No-one expects to call police on Christmas Day.
But if it happens, Canberrans have been assured officers won’t be taking a break over the holiday period.
Belconnen Team Five has been rostered on at its station for Christmas afternoon.
“This is probably my third Christmas I’ve worked, but most of them are just like any other day,” First Constable Patricia Skrzypczynski said.
“I know that’s a bit cliched but it’s the truth. You don’t know what you’re going to get on any given day. I’ve had anything from burglaries on Christmas Eve to the usual family violence incidents.
“Or you might have nothing on the other end. So it will be interesting to see what kind of day we have.”
ACT Policing has already responded to more than 3000 family violence incidents throughout the year.
It’s an unfortunate reality that Christmas is a time when old issues can flare and tempers erupt.
“Obviously everyone likes to have a bit of a drink, they see family members they haven’t seen in a while,” First Const. Skrzypczynski said. “They argue about things and it spills onto the street sometimes, and that’s when we get called.”
Sometimes calling before things get out of hand can be the best course of action. It allows police to defuse a situation rather than arriving when the situation escalates to a point where charges can be laid.

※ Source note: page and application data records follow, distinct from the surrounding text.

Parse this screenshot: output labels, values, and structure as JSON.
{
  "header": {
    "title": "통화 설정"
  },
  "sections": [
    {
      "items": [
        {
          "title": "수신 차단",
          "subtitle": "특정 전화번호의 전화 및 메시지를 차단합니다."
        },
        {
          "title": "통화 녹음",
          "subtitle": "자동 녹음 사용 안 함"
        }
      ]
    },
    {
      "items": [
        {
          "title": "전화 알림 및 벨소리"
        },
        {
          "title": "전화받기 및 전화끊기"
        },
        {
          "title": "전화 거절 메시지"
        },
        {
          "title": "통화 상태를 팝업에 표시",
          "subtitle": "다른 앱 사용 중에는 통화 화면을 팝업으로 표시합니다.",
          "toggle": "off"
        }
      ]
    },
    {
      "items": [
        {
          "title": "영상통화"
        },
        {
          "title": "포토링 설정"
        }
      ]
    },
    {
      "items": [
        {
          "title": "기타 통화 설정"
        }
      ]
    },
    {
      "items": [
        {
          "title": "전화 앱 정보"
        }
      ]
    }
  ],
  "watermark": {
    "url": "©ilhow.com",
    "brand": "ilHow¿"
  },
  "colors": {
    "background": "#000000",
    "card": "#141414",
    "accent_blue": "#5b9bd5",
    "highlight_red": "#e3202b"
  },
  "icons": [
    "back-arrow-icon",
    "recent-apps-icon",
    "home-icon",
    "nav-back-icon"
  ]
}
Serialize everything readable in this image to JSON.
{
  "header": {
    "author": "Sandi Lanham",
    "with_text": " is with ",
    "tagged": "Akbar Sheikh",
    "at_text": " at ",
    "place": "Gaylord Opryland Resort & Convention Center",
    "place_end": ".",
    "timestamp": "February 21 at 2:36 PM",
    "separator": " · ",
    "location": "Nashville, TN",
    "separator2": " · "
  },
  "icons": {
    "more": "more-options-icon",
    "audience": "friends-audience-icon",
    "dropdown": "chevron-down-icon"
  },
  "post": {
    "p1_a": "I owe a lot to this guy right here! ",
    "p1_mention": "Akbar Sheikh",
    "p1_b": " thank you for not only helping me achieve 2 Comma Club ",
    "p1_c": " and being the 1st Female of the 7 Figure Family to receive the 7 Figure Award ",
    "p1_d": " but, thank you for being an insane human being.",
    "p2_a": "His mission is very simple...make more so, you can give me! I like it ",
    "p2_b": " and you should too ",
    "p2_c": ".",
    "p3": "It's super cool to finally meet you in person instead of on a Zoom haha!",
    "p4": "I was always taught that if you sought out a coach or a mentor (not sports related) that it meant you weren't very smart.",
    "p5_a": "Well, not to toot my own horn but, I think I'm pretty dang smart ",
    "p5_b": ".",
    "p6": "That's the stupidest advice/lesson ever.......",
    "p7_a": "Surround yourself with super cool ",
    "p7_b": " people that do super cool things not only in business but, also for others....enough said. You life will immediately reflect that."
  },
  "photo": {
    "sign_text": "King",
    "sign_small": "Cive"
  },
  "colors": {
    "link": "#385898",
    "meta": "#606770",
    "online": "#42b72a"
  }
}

“It’s better to be safe than sorry, better to have us involved early before it gets to something that can’t be taken back,” Constable Emily Nuttall said.
“If it escalates more, just give us another call.”
And if you’re thinking about calling, don’t be worried about imposing on any Christmas plans.
“It’s our job at the end of the day. It’s what we expect, we don’t expect we’ll be sitting around all day having a Christmas lunch and dinner,” First Const. Skrzypczynski said.
“We expect we’re going to be called, and if there is something that requires police assistance, we’d love to help.”
Officers with family in Canberra have either arranged to see loved ones outside of their shift or will celebrate Christmas on a different day.
But police will be getting into the Christmas spirit – in the office and on the street.
“We do stuff as a team, so we’re planning on bringing in a plate of food. We’ll try and have a sit-down dinner at some point. Otherwise that’s kind of it, we just enjoy each other’s company,” First Const. Skrzypczynski said.
“Usually we put some tinsel on the police cars and people will roll around during shift with Christmas hats on just to make it a bit more festive.
“But you’ve still got to do your job at the end of the day.”
The Canberra community has been reminded we can play our part to make sure everyone’s Christmas is as safe as possible.
Messages include don’t drink and drive, drink responsibly, and look after each other, including those who might be celebrating alone.
And don’t let Christmas Day end up with someone needing to be taken away in the back of a police van.
“You’re there to enjoy the time with each other, that’s the reason for Christmas,” Const. Nuttall said.
“Enjoy the time rather than starting little fights that turn into something major, especially if you’re drinking alcohol.”